Extracted information Start Marker
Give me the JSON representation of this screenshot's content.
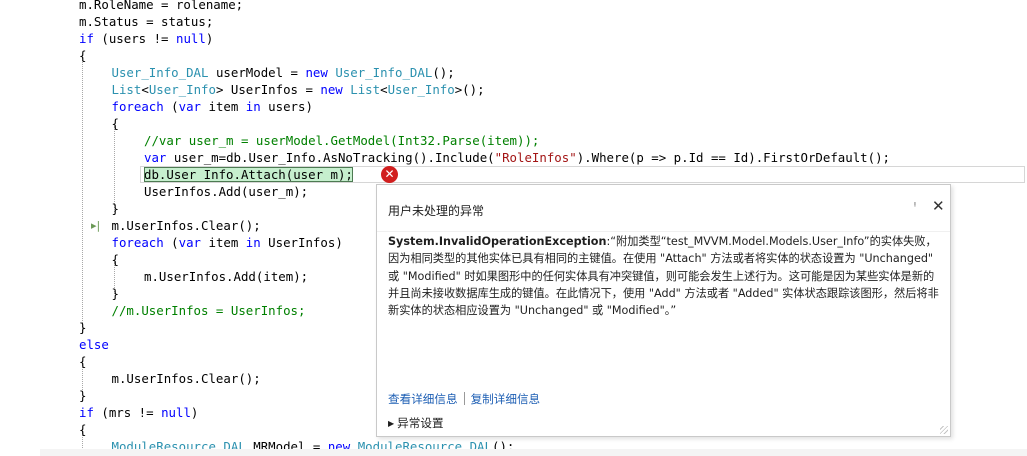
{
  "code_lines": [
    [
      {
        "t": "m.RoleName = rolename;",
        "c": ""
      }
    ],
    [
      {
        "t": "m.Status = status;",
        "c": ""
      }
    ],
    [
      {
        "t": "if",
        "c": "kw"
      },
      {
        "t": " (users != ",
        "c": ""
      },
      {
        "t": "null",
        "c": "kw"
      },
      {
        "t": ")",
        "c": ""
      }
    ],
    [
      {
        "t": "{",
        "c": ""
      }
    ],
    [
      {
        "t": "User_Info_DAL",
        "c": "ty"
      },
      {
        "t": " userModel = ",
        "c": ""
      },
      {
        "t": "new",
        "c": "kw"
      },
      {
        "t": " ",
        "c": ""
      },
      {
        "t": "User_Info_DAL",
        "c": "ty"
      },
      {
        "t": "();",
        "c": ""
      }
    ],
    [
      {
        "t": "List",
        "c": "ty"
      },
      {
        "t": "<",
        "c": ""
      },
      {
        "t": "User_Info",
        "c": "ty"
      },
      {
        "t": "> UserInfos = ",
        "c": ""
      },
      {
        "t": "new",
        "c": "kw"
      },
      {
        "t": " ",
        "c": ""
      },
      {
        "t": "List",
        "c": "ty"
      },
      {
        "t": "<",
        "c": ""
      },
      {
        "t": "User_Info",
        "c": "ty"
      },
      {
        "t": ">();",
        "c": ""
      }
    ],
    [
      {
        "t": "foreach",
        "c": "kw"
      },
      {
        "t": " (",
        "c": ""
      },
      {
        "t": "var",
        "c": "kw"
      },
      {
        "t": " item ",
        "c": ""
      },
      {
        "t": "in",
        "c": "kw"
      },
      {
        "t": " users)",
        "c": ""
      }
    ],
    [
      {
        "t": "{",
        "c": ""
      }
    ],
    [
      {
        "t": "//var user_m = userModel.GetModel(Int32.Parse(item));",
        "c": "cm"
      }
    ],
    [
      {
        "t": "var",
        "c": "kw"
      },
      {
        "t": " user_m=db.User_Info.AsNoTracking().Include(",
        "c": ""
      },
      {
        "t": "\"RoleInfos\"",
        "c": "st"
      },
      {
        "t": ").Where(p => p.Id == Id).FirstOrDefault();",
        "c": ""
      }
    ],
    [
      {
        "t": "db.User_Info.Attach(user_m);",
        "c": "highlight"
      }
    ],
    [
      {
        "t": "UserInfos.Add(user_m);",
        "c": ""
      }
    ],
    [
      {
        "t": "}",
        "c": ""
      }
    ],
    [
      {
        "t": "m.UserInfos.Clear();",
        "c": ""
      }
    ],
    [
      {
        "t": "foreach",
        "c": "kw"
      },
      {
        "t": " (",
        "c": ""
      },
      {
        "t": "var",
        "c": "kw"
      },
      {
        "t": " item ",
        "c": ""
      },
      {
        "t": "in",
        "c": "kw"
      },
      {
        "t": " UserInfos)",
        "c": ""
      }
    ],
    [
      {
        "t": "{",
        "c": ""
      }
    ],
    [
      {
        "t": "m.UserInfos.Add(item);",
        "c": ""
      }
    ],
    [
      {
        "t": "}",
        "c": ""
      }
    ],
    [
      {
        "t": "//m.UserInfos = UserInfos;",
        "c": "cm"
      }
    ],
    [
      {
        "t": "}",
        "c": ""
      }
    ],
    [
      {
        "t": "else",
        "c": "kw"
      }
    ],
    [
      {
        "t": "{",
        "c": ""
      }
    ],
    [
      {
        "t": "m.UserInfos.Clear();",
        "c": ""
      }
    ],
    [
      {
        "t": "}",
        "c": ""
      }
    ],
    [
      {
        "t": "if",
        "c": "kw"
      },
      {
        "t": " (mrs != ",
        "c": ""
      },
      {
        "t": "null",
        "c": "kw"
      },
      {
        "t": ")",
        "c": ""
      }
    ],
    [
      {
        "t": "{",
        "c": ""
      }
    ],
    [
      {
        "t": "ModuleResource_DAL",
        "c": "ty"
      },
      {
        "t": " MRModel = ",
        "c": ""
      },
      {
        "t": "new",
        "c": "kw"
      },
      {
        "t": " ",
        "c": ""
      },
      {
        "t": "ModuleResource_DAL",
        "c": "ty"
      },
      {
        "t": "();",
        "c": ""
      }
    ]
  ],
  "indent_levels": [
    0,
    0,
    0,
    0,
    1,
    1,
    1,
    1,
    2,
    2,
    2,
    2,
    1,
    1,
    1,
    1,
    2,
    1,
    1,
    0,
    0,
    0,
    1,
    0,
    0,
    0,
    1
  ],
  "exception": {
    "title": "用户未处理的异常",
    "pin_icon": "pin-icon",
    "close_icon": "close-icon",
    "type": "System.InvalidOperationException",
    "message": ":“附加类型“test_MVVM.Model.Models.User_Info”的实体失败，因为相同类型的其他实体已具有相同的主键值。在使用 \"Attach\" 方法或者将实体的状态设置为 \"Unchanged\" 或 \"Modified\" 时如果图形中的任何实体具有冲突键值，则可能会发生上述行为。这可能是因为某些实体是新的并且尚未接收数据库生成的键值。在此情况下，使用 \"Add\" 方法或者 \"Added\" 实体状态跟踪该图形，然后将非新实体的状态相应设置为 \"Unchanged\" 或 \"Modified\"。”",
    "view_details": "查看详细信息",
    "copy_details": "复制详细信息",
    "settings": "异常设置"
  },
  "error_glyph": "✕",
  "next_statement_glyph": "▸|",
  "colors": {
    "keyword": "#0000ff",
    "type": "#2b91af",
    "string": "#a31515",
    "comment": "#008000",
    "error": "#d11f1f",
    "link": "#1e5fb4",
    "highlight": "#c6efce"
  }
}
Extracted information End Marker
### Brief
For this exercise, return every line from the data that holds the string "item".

### Exercise output
        "t": " item ",
        "t": "//var user_m = userModel.GetModel(Int32.Parse(item));",
        "t": " item ",
        "t": "m.UserInfos.Add(item);",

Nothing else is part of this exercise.